■ Entries from a dataset of interfaces ■
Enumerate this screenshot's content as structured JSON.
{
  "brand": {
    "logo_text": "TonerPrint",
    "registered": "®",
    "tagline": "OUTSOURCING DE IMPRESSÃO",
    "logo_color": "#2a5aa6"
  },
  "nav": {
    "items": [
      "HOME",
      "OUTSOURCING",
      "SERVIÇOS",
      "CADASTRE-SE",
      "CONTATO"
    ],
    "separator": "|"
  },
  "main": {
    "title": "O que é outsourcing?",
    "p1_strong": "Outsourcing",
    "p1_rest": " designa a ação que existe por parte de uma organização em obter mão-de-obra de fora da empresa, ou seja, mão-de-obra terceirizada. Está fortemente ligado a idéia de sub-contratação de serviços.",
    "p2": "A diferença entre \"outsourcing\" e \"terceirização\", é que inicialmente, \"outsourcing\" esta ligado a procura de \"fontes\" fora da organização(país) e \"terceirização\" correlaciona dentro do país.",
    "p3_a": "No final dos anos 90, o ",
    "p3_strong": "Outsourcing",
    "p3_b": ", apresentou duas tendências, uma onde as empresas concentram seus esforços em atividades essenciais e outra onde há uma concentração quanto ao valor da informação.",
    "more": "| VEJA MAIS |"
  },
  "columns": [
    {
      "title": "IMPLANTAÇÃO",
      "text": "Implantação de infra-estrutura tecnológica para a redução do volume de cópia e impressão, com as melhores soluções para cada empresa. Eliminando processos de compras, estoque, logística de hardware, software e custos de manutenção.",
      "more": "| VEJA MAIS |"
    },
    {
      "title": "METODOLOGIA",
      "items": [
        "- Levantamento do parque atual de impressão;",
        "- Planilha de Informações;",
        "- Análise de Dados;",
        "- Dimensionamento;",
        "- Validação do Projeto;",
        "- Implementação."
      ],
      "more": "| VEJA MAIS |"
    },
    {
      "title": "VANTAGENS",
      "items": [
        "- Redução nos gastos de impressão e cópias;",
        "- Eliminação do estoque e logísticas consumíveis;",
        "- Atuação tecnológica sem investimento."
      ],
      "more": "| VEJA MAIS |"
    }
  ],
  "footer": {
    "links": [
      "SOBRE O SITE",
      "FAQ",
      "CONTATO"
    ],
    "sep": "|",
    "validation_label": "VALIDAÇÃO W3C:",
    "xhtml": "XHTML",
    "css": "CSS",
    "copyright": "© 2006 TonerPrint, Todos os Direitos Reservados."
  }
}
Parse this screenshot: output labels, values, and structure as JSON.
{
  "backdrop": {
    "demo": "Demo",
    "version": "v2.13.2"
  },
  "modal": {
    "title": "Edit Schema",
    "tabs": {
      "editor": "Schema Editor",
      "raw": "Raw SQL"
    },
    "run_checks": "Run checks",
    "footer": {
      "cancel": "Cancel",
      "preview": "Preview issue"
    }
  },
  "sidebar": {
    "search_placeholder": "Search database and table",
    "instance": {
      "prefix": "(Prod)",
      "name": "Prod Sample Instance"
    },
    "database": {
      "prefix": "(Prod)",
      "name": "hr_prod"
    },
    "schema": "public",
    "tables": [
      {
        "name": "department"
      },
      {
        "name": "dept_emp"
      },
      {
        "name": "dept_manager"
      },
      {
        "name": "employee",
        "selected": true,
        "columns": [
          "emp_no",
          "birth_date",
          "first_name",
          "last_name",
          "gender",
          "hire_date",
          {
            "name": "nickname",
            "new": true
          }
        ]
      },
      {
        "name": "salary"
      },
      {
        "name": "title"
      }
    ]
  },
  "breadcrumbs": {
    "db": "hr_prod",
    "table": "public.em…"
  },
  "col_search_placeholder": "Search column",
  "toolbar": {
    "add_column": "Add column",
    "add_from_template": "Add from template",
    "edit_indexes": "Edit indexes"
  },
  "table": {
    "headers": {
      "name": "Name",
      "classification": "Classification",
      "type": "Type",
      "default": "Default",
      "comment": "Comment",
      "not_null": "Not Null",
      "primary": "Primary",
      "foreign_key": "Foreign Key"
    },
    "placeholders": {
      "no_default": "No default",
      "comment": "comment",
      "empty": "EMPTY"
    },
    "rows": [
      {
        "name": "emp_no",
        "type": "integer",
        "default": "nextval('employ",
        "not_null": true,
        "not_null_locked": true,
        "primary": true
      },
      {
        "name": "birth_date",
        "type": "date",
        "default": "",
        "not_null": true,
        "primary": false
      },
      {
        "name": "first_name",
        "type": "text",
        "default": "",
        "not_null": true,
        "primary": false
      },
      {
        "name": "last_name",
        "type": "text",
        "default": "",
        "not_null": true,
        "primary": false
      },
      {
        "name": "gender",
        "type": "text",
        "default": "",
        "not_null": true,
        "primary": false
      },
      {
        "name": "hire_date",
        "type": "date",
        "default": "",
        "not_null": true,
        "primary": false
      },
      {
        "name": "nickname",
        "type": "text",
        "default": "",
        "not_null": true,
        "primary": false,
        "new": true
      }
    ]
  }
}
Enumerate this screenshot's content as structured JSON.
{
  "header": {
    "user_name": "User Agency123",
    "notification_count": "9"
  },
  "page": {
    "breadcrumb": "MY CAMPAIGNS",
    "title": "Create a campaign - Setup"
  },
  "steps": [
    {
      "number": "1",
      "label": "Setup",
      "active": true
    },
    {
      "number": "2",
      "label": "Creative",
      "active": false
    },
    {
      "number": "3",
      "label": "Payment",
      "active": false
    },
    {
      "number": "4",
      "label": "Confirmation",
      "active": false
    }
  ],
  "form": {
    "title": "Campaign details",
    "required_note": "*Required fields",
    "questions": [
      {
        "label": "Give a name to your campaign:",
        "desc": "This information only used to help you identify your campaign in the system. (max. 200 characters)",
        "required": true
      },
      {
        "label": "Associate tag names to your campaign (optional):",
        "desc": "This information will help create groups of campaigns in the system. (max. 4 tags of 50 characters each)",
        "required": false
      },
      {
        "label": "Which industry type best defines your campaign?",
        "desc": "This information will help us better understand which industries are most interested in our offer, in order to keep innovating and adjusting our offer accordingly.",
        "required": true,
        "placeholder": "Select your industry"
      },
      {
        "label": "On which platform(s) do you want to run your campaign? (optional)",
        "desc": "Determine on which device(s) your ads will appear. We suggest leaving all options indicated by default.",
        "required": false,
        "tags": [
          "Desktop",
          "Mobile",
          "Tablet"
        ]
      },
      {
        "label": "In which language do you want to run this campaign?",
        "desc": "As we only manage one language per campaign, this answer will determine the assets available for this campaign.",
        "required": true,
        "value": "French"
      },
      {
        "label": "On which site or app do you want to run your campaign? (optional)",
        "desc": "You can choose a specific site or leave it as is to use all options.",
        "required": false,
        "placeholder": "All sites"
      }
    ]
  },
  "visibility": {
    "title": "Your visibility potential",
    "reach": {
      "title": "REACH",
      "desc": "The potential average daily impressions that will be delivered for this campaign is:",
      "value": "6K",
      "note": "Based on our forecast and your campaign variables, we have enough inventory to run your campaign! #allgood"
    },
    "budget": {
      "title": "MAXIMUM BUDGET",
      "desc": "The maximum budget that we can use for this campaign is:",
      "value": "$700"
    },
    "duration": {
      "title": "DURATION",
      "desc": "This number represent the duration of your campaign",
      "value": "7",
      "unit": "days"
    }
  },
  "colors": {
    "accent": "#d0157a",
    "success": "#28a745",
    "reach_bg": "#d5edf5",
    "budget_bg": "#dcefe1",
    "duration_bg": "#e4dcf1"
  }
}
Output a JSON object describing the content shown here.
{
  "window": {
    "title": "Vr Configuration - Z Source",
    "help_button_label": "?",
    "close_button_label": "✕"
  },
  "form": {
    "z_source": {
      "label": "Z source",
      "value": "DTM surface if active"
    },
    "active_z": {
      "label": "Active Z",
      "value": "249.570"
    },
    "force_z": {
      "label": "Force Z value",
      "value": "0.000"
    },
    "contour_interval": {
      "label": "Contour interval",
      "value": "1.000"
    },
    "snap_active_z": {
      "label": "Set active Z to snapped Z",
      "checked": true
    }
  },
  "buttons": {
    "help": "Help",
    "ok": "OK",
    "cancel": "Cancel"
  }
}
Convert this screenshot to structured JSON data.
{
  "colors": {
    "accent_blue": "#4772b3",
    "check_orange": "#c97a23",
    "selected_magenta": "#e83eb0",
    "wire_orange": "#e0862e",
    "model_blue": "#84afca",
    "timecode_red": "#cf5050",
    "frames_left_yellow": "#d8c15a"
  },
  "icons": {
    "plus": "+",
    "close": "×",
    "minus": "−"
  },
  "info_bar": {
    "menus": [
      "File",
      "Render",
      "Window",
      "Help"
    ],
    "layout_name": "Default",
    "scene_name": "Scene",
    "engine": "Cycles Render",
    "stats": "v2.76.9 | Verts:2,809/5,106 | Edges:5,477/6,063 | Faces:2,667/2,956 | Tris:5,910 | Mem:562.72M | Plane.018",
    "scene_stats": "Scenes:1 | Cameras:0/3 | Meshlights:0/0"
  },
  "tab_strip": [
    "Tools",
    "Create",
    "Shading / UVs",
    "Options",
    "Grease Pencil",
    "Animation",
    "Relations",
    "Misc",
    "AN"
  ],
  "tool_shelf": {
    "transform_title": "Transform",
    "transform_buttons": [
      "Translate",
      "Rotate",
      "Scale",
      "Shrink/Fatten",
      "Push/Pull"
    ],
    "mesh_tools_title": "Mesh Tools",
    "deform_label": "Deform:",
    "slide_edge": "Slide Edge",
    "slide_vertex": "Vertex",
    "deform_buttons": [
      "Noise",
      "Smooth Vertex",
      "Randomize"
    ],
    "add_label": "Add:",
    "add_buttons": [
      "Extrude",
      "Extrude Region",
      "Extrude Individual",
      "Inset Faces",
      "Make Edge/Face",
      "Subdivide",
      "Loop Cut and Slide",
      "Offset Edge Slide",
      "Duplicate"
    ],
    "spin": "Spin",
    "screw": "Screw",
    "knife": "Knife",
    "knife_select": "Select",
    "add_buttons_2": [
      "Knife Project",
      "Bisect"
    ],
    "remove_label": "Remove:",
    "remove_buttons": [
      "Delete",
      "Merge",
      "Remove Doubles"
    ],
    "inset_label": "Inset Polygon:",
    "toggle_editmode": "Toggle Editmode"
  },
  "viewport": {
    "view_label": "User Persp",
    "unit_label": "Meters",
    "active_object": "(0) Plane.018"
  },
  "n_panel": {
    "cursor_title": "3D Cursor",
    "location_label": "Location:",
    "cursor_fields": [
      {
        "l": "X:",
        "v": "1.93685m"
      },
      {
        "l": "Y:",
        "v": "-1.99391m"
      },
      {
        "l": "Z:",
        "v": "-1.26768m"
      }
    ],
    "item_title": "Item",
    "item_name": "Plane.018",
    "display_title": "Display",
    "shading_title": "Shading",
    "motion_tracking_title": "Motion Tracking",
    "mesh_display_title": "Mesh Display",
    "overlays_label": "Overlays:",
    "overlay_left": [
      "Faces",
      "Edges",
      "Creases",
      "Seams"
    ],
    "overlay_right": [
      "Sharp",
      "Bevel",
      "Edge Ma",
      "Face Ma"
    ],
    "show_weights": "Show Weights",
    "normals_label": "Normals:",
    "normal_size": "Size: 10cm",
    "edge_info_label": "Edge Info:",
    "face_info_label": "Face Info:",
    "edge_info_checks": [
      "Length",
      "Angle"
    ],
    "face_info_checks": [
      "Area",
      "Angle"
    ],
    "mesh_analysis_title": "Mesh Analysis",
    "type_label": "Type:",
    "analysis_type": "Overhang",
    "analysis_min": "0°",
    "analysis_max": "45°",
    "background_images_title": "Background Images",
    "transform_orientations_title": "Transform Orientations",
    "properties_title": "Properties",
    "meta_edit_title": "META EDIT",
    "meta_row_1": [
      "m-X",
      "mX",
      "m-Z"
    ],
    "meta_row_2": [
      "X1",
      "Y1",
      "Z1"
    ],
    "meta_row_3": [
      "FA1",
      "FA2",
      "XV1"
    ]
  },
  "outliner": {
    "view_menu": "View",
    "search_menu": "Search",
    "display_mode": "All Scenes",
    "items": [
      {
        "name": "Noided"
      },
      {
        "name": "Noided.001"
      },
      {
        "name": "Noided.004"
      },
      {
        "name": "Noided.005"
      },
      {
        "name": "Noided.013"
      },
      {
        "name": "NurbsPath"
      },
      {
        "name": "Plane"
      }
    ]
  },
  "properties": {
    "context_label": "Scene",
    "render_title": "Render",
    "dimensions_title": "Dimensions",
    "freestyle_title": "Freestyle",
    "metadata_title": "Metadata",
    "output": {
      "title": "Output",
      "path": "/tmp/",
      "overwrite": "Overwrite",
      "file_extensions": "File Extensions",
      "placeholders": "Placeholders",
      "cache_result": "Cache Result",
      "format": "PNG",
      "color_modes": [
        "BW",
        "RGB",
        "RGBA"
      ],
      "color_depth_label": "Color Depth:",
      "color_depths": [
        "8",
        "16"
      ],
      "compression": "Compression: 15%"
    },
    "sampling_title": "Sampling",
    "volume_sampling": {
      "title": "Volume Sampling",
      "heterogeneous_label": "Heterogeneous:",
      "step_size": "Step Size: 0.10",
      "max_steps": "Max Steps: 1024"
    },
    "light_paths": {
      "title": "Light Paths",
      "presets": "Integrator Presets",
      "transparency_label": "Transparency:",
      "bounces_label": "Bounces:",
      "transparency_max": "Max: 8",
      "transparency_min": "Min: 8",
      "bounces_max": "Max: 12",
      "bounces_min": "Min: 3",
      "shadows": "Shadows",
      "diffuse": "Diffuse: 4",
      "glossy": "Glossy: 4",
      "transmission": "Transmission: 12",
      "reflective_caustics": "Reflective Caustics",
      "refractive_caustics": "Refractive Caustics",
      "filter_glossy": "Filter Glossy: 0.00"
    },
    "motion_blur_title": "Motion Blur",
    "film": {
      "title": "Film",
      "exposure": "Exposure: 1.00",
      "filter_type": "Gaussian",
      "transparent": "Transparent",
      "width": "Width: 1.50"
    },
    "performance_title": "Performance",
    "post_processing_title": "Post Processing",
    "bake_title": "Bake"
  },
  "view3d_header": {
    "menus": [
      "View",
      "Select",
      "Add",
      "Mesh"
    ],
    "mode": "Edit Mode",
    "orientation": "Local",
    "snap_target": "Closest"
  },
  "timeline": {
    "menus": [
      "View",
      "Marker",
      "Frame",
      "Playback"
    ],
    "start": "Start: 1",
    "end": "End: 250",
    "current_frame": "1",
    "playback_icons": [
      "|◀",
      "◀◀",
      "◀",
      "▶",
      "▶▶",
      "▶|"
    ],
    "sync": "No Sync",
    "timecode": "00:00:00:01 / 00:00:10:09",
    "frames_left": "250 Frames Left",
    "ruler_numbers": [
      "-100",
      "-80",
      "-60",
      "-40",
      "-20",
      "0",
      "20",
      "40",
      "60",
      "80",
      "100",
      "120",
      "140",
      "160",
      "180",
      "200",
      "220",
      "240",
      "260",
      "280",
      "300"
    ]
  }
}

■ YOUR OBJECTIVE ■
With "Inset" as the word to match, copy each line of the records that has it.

■ SOLUTION TO THIS EXERCISE ■
      "Inset Faces",
    "inset_label": "Inset Polygon:",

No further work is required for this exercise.